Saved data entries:
——
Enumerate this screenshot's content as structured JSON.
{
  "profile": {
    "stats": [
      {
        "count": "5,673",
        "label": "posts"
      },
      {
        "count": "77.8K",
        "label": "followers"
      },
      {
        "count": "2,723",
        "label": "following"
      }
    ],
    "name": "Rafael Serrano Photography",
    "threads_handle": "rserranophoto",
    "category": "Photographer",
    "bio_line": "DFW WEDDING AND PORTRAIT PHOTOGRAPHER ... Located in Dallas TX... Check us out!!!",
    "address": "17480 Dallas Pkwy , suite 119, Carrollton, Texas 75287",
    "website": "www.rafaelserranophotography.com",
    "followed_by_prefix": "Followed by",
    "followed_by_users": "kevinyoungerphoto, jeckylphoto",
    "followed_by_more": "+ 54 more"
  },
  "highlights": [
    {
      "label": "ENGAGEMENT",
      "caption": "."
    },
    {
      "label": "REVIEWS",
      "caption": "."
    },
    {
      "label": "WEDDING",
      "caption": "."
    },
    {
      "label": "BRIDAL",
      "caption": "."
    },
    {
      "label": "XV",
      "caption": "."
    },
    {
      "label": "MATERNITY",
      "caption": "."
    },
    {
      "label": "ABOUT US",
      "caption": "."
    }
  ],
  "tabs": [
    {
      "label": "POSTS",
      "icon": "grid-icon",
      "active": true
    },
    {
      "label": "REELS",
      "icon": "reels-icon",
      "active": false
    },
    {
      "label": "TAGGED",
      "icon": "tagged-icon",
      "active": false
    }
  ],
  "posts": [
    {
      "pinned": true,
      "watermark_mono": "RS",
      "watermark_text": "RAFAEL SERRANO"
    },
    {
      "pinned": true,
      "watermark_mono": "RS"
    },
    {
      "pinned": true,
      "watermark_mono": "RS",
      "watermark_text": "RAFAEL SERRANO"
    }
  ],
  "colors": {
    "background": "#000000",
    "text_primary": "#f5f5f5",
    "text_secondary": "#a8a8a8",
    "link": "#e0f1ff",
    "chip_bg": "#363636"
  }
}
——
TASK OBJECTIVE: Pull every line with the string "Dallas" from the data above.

TASK RESPONSE:
    "bio_line": "DFW WEDDING AND PORTRAIT PHOTOGRAPHER ... Located in Dallas TX... Check us out!!!",
    "address": "17480 Dallas Pkwy , suite 119, Carrollton, Texas 75287",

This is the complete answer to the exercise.